Few genres of literature so clearly communicate the anxieties of their epoch like diet books, a form that combines science-flavored woo with instructions on how to become a living embodiment of a society’s values and aspirations. In this new SELF series, JP Brammer will be revisiting popular diet books and unpacking what they tell us about a particular time in American culture. For his debut installment, he’s tackling Skinny Bitch, a vegan manifesto masquerading as a weight-loss manual.The year is 2005. Our great country has been beset by calamities. The Iraq War is in full swing under President George W. Bush. Hurricane Katrina has devastated much of the Gulf Coast. Maroon 5. Facing debacle after debacle, a weary, traumatized nation has but one thing on its mind: becoming a skinny bitch.I was a mere child the year Skinny Bitch, a “no-nonsense, tough-love guide for savvy girls who want to stop eating crap and start looking fabulous” was published. But I was already an aspiring cultural commentator, regularly watching America’s Next Top Model, Project Runway, and Fashion Police, among other classic staples of television, while offering searing insights to my mom on our couch. I did not have friends and we lived on a ranch.This is all to say that I am a student of the cartoonish made-for-TV cruelty of early-to-mid 2000s pop culture ephemera, an era defined by Tyra Banks performing Jigsaw-esque torture scenarios on aspiring models. Yes, with the United States facing threats both within and without, our tastemakers decided to focus on body aesthetics or, more specifically, on pursuing a brutal thinness that all but demanded asceticism from its adherents.

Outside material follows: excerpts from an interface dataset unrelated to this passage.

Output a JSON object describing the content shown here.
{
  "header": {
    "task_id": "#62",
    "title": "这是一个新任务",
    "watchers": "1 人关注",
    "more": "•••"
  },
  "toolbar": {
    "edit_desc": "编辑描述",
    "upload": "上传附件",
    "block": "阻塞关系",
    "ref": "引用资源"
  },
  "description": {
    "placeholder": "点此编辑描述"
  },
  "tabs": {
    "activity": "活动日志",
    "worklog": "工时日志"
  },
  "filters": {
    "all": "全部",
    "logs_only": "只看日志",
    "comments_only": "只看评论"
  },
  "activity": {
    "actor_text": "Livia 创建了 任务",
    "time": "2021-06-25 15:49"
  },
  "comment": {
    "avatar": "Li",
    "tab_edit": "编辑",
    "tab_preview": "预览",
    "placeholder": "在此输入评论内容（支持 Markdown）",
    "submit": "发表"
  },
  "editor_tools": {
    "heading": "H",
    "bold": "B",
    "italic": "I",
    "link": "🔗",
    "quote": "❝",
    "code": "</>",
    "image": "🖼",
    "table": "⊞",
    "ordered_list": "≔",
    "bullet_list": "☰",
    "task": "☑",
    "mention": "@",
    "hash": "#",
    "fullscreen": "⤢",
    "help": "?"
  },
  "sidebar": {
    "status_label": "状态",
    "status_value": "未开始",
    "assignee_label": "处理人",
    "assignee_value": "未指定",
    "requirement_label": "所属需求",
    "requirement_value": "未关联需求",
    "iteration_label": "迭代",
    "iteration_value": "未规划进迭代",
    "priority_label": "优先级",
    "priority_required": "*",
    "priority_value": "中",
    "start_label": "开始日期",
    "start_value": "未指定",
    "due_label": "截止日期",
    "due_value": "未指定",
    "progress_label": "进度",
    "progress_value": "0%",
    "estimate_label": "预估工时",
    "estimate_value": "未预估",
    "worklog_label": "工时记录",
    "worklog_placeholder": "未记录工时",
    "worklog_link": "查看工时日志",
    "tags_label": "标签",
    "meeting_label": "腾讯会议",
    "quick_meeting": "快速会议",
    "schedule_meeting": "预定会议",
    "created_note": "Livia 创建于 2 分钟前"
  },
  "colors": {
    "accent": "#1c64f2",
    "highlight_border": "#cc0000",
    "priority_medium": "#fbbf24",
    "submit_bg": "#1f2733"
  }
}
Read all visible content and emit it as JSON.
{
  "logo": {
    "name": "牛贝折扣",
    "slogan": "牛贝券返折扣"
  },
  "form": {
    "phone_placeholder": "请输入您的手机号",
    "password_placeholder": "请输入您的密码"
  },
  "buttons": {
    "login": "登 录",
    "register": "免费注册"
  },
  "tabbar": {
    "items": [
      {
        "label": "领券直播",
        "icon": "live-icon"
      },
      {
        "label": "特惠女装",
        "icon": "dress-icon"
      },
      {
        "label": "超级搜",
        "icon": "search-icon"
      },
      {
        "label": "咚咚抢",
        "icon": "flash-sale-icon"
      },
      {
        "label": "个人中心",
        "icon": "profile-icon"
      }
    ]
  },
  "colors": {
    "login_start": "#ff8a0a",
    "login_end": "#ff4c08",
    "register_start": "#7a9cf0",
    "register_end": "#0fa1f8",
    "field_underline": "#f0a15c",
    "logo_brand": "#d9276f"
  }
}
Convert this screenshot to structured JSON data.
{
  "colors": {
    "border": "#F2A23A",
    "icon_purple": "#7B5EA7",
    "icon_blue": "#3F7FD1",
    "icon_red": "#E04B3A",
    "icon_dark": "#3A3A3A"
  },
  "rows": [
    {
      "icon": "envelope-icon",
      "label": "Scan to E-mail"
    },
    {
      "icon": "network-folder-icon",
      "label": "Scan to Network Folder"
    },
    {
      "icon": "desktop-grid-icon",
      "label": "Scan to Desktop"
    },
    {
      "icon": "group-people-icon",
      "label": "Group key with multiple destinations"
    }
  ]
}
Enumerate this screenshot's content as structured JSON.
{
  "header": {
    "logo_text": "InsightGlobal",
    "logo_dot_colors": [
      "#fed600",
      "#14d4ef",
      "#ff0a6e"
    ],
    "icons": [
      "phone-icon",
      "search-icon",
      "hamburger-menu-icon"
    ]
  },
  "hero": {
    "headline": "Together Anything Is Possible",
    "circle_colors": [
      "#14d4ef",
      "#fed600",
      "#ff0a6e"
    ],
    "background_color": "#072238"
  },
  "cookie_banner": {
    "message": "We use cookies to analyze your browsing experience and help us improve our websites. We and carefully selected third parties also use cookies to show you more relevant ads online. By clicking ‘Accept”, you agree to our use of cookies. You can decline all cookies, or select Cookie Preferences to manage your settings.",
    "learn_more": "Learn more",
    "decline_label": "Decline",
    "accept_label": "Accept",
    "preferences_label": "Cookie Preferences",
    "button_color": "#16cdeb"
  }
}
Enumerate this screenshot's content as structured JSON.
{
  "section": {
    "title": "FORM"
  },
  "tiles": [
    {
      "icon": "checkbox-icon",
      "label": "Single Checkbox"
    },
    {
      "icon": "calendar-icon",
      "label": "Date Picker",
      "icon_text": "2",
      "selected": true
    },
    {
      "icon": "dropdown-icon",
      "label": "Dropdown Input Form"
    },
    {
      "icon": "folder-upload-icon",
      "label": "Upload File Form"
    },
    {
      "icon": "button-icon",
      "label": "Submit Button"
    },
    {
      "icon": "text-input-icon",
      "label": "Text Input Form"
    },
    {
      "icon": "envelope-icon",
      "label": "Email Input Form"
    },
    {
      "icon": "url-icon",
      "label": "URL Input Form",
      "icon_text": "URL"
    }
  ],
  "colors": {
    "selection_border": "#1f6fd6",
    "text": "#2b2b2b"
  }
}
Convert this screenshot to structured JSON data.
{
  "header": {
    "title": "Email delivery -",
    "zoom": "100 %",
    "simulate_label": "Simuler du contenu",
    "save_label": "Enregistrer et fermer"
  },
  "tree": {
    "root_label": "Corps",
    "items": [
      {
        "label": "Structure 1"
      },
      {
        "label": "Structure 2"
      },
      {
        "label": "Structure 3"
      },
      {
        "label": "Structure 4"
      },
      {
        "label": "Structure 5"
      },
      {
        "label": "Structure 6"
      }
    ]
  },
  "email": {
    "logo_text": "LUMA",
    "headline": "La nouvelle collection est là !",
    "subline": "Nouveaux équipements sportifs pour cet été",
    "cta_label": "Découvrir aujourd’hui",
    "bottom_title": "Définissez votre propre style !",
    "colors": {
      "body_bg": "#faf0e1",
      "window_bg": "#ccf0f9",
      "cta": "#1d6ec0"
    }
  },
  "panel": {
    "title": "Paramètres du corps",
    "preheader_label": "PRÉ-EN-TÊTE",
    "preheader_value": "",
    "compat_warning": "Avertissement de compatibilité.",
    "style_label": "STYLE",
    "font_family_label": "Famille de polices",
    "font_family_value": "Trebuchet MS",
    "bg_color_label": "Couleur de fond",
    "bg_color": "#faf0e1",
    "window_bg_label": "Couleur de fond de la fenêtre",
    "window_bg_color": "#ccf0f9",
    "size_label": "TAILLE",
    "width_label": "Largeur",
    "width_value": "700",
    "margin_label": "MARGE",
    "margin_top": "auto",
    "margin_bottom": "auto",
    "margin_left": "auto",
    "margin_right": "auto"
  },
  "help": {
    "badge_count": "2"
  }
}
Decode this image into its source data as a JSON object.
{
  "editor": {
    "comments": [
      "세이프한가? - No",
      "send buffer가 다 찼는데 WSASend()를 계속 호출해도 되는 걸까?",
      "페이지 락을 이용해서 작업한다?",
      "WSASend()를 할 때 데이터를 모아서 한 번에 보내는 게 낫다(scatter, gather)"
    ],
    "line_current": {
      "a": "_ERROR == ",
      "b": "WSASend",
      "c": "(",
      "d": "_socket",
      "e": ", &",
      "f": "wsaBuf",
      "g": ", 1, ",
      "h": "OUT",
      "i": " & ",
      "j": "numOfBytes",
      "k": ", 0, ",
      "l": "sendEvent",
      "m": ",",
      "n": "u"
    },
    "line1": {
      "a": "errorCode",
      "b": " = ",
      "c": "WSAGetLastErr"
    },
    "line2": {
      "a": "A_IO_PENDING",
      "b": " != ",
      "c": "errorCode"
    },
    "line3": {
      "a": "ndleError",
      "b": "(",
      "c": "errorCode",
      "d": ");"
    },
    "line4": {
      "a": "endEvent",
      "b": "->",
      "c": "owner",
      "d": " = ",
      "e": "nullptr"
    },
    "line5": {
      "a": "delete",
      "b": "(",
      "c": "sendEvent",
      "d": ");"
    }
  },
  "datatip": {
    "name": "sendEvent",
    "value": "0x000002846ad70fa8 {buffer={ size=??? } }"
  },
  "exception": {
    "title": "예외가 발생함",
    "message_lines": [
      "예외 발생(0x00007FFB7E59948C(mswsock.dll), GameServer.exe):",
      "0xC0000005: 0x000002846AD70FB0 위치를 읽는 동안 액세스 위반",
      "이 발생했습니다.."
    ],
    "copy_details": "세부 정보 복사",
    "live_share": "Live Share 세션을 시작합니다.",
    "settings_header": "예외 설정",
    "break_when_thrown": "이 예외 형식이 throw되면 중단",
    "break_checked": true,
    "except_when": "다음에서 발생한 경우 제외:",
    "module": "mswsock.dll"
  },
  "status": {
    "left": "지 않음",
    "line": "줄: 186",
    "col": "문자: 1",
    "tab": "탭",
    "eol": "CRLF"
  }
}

The diet books of the time reflect this.Written by former models Rory Freedman and Kim Barnouin, Skinny Bitch is a slim, bitchy volume that promises to bully you into being thin. Despite lackluster initial sales, it eventually became a bestseller in England and then in the US in 2007, after Victoria Beckham was spotted carrying it in Los Angeles. Reading it now, it’s easy to see why: It captures its time in amber, perfectly encapsulating the goal set for women in that era. In 2005, the aspirational woman was fun, flirty, fashionable, and, above all, skinny.She was also unabashedly mean. If the 2010s were dominated by “le epic bacon” humor and BuzzFeed-esque “so I did a thing” voice, then Skinny Bitch captures the voice of the mid-2000s, which sounds like a drill sergeant wearing Juicy Couture screaming at you to go ahead and jump off a cliff because you put dressing on your salad. (Indeed, that is the entire concept of The Biggest Loser, a show that came out around the same time.)But Skinny Bitch is not a television show. It has been granted the freedom of imagination that the blank page provides, meaning it can be as utterly ridiculous as it wants to be. And, make no mistake, it wants to be. This book all but accuses fat people of being the Taliban. The only road to redemption, it says, is veganism, because this whole affair is really about promoting the vegan lifestyle. Weirdly, though, it doesn’t say that upfront. Rather, it slowly cuts everything out of your kitchen that isn’t vegan, including coffee, meat, cheese, and even aspirin. Aside from “vegan cookies” and “vegan pizza,” the word vegan is not uttered as an identity until chapter six. For all its bluster, Skinny Bitch is on a covert mission.